antibiotics cannot get to the source of the infection. Because
mastitis organisms can become systemic and infect the doe's entire
body, a broad-spectrum antibiotic like prescription Nuflor is
recommended. Cai-Pan Peppermint Oil Cream applied externally to the
udder can provide relief from discomfort to the doe. In some breeds
mastitis may occur in certain genetic lines. Mastitis is usually
chronic and therefore a *cull* factor in a meat-goat herd.
Unlike mastitis, congested
udder is readily treatable by applying hot compresses to the udder until
the over-filled tight udder softens enough to get useable milk out.
Placental tissue (afterbirth)
should be expelled by the doe's body within 12 to 24 hours after
parturition. Retained placenta can be caused by abortion diseases such
as toxoplasmosis or chlamydiosis or can be the result of selenium
deficiency in the doe's diet. Tall fescue grass or hay can be the
culprit.
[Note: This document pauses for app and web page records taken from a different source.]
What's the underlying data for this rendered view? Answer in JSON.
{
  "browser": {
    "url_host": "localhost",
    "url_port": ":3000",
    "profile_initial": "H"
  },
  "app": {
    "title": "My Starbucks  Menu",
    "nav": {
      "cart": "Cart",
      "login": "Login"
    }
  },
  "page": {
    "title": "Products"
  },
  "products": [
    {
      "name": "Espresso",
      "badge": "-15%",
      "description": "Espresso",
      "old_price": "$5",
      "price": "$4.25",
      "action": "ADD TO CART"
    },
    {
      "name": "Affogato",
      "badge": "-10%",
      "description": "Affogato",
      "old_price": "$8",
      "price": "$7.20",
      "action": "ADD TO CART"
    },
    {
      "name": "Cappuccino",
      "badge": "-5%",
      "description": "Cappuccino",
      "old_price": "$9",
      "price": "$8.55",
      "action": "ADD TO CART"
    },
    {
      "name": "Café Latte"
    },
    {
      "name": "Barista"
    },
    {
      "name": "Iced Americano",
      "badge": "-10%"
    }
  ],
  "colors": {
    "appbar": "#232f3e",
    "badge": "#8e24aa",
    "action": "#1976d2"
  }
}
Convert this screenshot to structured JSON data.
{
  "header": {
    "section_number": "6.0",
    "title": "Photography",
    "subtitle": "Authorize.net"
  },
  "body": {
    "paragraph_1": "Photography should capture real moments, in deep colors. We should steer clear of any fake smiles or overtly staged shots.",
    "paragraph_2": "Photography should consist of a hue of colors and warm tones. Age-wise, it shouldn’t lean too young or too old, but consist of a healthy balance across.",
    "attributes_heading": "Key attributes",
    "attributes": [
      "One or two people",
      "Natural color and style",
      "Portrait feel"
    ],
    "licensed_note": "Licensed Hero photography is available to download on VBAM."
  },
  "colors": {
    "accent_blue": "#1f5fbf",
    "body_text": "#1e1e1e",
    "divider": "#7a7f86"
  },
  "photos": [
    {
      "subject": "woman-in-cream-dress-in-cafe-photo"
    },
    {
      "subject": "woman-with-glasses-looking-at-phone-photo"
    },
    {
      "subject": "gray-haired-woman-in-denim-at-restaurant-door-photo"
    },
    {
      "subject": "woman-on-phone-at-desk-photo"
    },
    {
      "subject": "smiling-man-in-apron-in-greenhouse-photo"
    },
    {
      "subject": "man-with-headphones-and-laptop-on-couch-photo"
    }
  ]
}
A prescription oxytocin injection may be needed if the
placenta has not passed within the normal timeframe. Do not pull the
placental tissue out, even if it is dragging behind the doe; doing this
can kill her. After a difficult birth, the uterus should be flushed
with a solution of Nolvasan or Chlorhexidine antibacterials to prevent
Infection of the uterus that can occur with retained placenta or dead kids inside the dam.
If the doe has been a good milk
producer previously, then the problem is either mastitis or nutritional.
Feeding tall fescue grass or hay can cause poor milk production. A
non-mastitic freshened doe who is not producing enough milk should be
fed a diet high in legume hay (alfalfa or peanut hay) and extra grain
rations. Occasionally an injection of dexamethasone can bring a doe
into milk. In some breeds, certain genetic lines are poor milk
After any abnormal or difficult kidding, the producer should glove
up and manually go inside the doe to check for undelivered live or dead
kids. Be careful not to disturb the tissues attached to the inside of
the doe's uterus. Pregnancy in goats is accompanied by great risks,
occurring outside under a wide variety of dangerous conditions and
usually occurs unassisted. It is remarkable that more pregnancy-related
deaths do not occur. There are many things that producers can do
themselves to assist their goats but there are times when vet help is
Suzanne W. Gasparotto
ONION CREEK RANCH